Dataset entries
=====

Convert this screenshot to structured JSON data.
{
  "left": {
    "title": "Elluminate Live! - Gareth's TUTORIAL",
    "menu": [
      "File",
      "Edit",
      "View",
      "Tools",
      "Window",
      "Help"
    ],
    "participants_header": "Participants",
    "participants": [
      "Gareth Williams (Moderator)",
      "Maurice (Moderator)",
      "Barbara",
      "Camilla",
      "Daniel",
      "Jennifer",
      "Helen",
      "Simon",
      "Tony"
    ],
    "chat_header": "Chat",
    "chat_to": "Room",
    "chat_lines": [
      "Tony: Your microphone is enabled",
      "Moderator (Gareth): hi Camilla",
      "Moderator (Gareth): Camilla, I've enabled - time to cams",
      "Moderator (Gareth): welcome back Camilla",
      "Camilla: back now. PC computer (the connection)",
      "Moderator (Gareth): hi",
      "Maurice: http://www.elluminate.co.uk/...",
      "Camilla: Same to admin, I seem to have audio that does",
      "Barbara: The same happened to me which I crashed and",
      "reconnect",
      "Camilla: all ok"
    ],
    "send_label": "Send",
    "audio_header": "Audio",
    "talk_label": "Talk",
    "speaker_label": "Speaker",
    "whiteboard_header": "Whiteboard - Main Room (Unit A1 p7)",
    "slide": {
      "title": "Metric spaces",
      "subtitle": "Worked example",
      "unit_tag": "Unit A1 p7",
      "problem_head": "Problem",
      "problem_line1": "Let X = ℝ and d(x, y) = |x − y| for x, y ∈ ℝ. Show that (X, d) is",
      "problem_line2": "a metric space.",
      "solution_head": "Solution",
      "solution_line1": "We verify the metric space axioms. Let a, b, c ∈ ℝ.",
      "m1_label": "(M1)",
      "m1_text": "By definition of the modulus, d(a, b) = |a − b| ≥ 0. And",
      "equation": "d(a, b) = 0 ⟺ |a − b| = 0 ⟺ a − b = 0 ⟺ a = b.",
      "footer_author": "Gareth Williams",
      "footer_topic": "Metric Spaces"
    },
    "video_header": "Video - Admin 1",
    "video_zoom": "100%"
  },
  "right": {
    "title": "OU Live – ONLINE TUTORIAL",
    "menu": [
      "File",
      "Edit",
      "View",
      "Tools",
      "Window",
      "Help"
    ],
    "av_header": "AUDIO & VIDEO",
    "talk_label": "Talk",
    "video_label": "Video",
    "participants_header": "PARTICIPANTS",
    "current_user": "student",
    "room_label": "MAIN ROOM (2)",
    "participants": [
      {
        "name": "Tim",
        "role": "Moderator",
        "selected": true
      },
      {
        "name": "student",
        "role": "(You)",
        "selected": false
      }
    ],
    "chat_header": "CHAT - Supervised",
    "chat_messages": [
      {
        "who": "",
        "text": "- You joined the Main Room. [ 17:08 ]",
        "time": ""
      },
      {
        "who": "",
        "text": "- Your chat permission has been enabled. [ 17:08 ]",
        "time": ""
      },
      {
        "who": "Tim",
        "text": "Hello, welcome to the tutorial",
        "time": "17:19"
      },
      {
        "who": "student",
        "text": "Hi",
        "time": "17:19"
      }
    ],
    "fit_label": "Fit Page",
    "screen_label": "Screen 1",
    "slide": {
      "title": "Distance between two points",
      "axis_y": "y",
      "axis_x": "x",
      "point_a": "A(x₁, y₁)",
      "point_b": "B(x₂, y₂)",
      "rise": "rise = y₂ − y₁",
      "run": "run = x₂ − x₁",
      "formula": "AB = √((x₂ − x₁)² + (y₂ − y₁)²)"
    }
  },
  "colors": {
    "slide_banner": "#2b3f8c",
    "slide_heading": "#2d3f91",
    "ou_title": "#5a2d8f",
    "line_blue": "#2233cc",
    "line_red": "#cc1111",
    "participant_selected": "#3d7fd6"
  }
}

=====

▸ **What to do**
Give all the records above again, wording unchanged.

▸ **Exercise answer**
Convert this screenshot to structured JSON data.
{
  "left": {
    "title": "Elluminate Live! - Gareth's TUTORIAL",
    "menu": [
      "File",
      "Edit",
      "View",
      "Tools",
      "Window",
      "Help"
    ],
    "participants_header": "Participants",
    "participants": [
      "Gareth Williams (Moderator)",
      "Maurice (Moderator)",
      "Barbara",
      "Camilla",
      "Daniel",
      "Jennifer",
      "Helen",
      "Simon",
      "Tony"
    ],
    "chat_header": "Chat",
    "chat_to": "Room",
    "chat_lines": [
      "Tony: Your microphone is enabled",
      "Moderator (Gareth): hi Camilla",
      "Moderator (Gareth): Camilla, I've enabled - time to cams",
      "Moderator (Gareth): welcome back Camilla",
      "Camilla: back now. PC computer (the connection)",
      "Moderator (Gareth): hi",
      "Maurice: http://www.elluminate.co.uk/...",
      "Camilla: Same to admin, I seem to have audio that does",
      "Barbara: The same happened to me which I crashed and",
      "reconnect",
      "Camilla: all ok"
    ],
    "send_label": "Send",
    "audio_header": "Audio",
    "talk_label": "Talk",
    "speaker_label": "Speaker",
    "whiteboard_header": "Whiteboard - Main Room (Unit A1 p7)",
    "slide": {
      "title": "Metric spaces",
      "subtitle": "Worked example",
      "unit_tag": "Unit A1 p7",
      "problem_head": "Problem",
      "problem_line1": "Let X = ℝ and d(x, y) = |x − y| for x, y ∈ ℝ. Show that (X, d) is",
      "problem_line2": "a metric space.",
      "solution_head": "Solution",
      "solution_line1": "We verify the metric space axioms. Let a, b, c ∈ ℝ.",
      "m1_label": "(M1)",
      "m1_text": "By definition of the modulus, d(a, b) = |a − b| ≥ 0. And",
      "equation": "d(a, b) = 0 ⟺ |a − b| = 0 ⟺ a − b = 0 ⟺ a = b.",
      "footer_author": "Gareth Williams",
      "footer_topic": "Metric Spaces"
    },
    "video_header": "Video - Admin 1",
    "video_zoom": "100%"
  },
  "right": {
    "title": "OU Live – ONLINE TUTORIAL",
    "menu": [
      "File",
      "Edit",
      "View",
      "Tools",
      "Window",
      "Help"
    ],
    "av_header": "AUDIO & VIDEO",
    "talk_label": "Talk",
    "video_label": "Video",
    "participants_header": "PARTICIPANTS",
    "current_user": "student",
    "room_label": "MAIN ROOM (2)",
    "participants": [
      {
        "name": "Tim",
        "role": "Moderator",
        "selected": true
      },
      {
        "name": "student",
        "role": "(You)",
        "selected": false
      }
    ],
    "chat_header": "CHAT - Supervised",
    "chat_messages": [
      {
        "who": "",
        "text": "- You joined the Main Room. [ 17:08 ]",
        "time": ""
      },
      {
        "who": "",
        "text": "- Your chat permission has been enabled. [ 17:08 ]",
        "time": ""
      },
      {
        "who": "Tim",
        "text": "Hello, welcome to the tutorial",
        "time": "17:19"
      },
      {
        "who": "student",
        "text": "Hi",
        "time": "17:19"
      }
    ],
    "fit_label": "Fit Page",
    "screen_label": "Screen 1",
    "slide": {
      "title": "Distance between two points",
      "axis_y": "y",
      "axis_x": "x",
      "point_a": "A(x₁, y₁)",
      "point_b": "B(x₂, y₂)",
      "rise": "rise = y₂ − y₁",
      "run": "run = x₂ − x₁",
      "formula": "AB = √((x₂ − x₁)² + (y₂ − y₁)²)"
    }
  },
  "colors": {
    "slide_banner": "#2b3f8c",
    "slide_heading": "#2d3f91",
    "ou_title": "#5a2d8f",
    "line_blue": "#2233cc",
    "line_red": "#cc1111",
    "participant_selected": "#3d7fd6"
  }
}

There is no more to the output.